At the return to play stage is there anything to look out for? Yes, the hamstrings again (stretching / strength) and also consider the adductors as they can become sore and overworked by compensating for a lack of hamstring strength. ITB lengthening and stretching to reduce fat pad impingement whilst limiting asymmetry around all these areas. This is important during the first 12 months as once you run asymmetrically you increase the risk of injury recurrence in all areas.

Any advice for those getting into High Performance Sport? Don’t expect $$$ but keep knocking on doors and opportunities will come. Ask plenty of questions as you can learn from anyone you meet. Be prepared to move and be away from home as often the best opportunities aren’t always in your own backyard. If you really want to do it you will get a chance so just grab it and run with it by trying to learn as much as possible. Spend time with different types of coaches that work in the sport to get the whole picture around the sport.
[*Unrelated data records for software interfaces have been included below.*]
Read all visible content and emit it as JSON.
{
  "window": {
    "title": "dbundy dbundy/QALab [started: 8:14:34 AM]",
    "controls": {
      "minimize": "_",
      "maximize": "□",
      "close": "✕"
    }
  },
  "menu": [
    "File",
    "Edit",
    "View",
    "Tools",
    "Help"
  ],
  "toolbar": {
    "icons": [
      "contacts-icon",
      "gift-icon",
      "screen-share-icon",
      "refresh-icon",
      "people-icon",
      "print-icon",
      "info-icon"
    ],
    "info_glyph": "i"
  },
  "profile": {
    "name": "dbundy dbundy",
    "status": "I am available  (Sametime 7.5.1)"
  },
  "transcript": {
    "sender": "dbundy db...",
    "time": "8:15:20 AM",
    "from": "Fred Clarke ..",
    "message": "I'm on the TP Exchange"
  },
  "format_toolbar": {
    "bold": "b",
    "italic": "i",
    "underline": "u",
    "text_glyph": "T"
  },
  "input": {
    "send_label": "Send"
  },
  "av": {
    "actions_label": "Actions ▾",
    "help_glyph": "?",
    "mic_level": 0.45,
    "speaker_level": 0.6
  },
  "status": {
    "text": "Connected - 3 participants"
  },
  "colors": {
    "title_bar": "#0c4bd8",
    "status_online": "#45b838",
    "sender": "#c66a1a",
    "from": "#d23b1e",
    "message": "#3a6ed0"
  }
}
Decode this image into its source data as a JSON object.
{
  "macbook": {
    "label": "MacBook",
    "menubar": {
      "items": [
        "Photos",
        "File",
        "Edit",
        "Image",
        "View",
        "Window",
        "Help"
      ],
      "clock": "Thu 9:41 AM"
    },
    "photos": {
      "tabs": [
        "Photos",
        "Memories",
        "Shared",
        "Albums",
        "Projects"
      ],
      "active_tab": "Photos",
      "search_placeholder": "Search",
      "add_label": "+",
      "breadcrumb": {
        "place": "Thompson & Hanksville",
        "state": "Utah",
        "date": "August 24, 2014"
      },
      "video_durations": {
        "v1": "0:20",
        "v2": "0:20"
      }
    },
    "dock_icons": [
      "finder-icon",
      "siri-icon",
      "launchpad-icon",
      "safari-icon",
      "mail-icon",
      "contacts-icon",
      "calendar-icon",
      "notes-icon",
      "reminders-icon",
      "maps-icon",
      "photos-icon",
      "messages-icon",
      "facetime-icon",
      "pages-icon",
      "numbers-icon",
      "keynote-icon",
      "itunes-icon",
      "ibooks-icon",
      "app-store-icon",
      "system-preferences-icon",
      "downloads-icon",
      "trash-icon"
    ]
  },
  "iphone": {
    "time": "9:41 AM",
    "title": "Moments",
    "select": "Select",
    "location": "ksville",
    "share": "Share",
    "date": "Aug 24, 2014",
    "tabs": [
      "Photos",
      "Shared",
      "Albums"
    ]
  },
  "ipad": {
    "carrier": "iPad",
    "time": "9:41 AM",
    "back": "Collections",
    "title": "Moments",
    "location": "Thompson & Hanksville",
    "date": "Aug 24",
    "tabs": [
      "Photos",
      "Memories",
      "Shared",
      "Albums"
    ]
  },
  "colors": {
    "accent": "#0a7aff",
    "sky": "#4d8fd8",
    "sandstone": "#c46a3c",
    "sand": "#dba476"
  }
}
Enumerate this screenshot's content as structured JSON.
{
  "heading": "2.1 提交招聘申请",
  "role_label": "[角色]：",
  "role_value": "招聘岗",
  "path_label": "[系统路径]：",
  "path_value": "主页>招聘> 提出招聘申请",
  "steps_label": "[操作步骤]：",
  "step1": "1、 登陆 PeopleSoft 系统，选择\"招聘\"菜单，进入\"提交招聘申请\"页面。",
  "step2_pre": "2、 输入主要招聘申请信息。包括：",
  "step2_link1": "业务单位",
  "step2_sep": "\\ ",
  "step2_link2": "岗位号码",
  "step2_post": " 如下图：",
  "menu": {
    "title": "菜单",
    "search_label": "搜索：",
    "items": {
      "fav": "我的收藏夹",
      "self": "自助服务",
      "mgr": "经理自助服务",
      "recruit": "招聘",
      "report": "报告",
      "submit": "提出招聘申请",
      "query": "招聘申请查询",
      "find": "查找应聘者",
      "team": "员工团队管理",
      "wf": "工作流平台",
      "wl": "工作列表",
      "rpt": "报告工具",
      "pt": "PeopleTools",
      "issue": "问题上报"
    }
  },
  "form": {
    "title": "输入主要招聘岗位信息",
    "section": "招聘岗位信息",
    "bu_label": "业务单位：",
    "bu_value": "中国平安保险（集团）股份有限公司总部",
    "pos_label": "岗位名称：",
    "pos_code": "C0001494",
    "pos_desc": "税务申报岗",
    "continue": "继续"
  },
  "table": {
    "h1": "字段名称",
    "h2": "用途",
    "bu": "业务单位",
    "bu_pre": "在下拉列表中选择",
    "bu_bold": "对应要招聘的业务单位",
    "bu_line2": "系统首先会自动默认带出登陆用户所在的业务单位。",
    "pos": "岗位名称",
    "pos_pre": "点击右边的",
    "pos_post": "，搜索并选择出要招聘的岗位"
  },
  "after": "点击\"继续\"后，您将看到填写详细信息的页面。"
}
Having an attitude where you “Never want to stop learning” creates a great depth of understanding that can transfer across to many other areas of sport. In dealing with injuries and in closing – Understand where you would like the athlete to be by the end of the injury so that you can gauge how far they are – as every injury type will be different.

Application to High Performance Environment:

Ben touched on the effect of diet and how we as practitioners can impact their recovery early in rehab up until 12 week phase. For me, I hadn’t really factored the importance of diet into recovery from surgery as I was concentrated on his implementation of different exercises.  So for Ben to mention this made me consider it rather than just the rehab protocols themselves in returning an athlete from injury or surgery. By effecting diet you can aid in creating stiffness through the ligament during that period along with the necessary rehabilitation exercises as previously mentioned.diet_plan-1

Ben also commented on the best graft type is in his opinion – The Hamstring or patella tendon? This would be a common question asked of you in a high performance environment so having experience with each methodology along with solid research to back up your recommendations would be important. The patella has risk of patella tendonopathy down the track whilst the hamstring graft has its drawbacks also. If it is on the same limb as the knee you are at risk of injuring your hamstring with a particularly increased risk in this in first 12 months. Ben sited no preference but either way you should be stronger in hamstring strength and function post injury compared to before the injury regardless of what graft is chosen.